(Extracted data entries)
___
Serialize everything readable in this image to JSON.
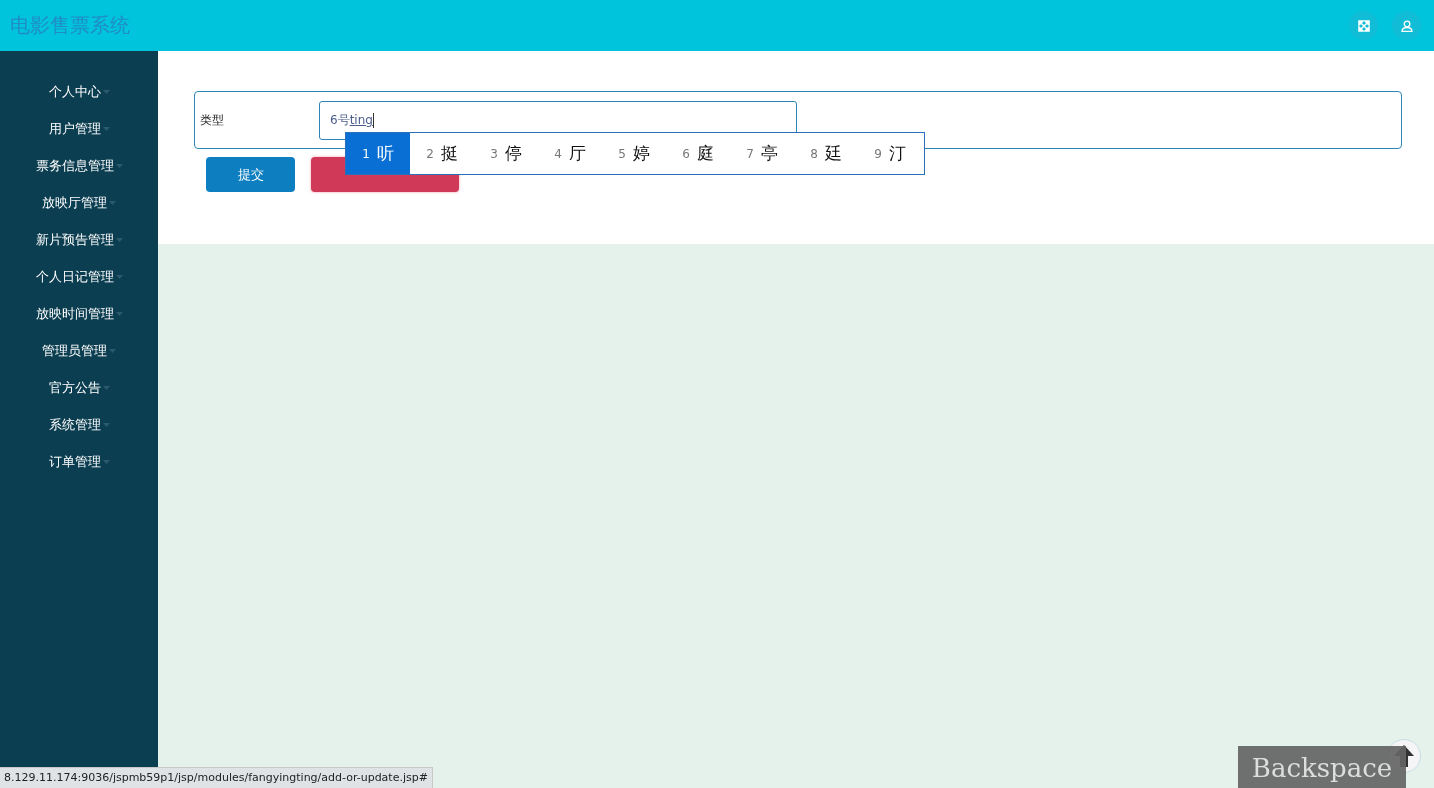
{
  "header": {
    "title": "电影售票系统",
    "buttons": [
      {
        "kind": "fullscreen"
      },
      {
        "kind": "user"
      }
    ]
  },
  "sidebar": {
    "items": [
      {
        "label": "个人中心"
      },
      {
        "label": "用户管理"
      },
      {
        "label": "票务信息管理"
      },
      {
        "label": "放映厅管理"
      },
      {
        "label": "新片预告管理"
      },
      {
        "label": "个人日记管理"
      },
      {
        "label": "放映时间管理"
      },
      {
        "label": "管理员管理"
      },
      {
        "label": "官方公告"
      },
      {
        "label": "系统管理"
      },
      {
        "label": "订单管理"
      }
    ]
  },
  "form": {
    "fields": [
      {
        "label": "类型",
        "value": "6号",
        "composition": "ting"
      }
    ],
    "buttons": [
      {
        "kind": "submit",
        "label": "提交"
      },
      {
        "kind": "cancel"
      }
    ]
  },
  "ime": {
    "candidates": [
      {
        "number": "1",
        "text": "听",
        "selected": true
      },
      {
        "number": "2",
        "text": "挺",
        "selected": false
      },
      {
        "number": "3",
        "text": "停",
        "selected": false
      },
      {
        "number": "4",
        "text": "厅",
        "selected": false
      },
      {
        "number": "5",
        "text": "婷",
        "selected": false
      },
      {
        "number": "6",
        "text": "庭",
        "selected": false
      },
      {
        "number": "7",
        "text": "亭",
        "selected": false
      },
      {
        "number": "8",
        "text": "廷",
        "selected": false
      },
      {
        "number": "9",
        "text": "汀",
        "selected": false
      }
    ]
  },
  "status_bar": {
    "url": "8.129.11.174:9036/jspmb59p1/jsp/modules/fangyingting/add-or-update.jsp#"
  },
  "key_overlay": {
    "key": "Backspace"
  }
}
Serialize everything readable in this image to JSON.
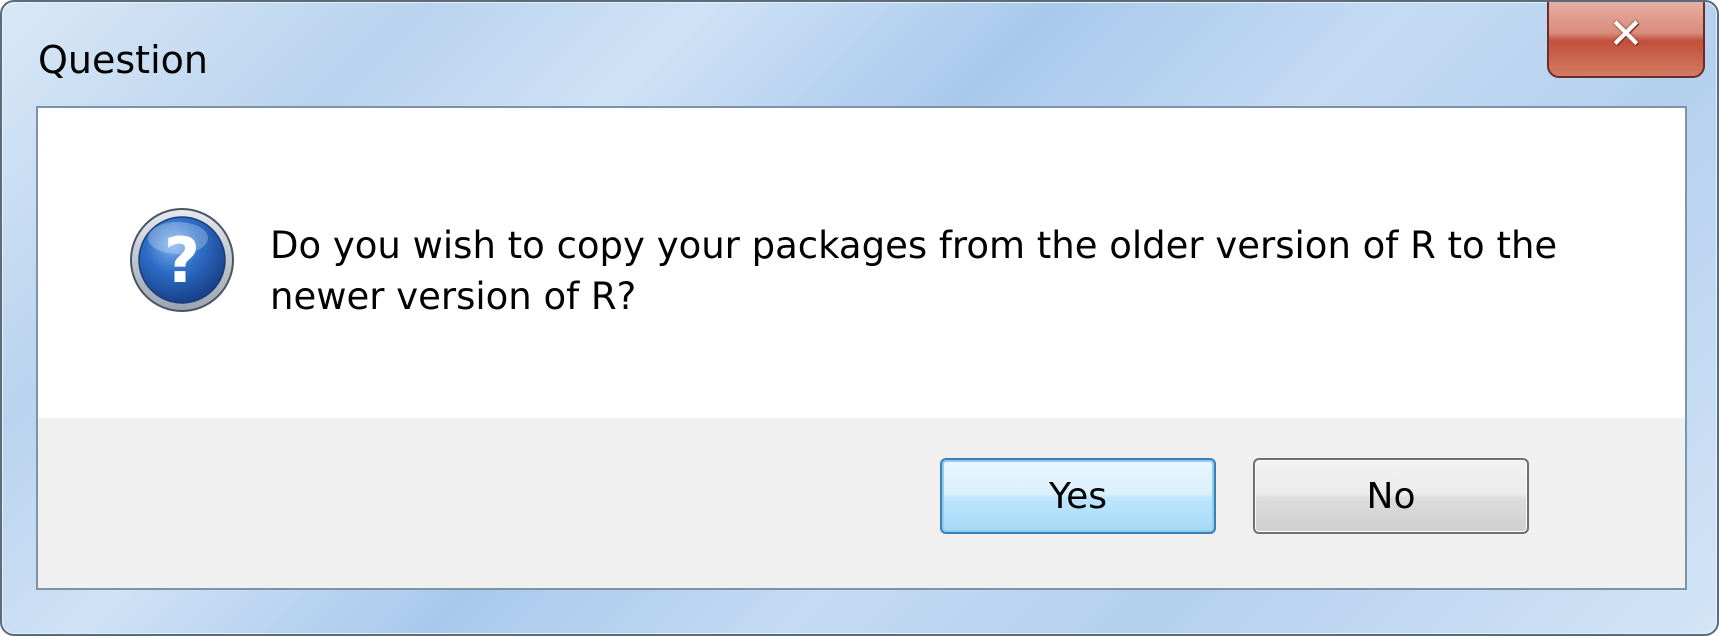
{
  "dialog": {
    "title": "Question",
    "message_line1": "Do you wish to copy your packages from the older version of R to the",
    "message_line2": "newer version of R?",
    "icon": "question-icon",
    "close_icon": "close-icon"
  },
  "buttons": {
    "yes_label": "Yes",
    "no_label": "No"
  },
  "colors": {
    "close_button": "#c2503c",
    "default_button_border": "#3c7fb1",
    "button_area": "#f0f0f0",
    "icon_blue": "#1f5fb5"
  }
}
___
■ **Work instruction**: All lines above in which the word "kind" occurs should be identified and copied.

■ **Response below**:
        "kind": "fullscreen"
        "kind": "user"
        "kind": "submit",
        "kind": "cancel"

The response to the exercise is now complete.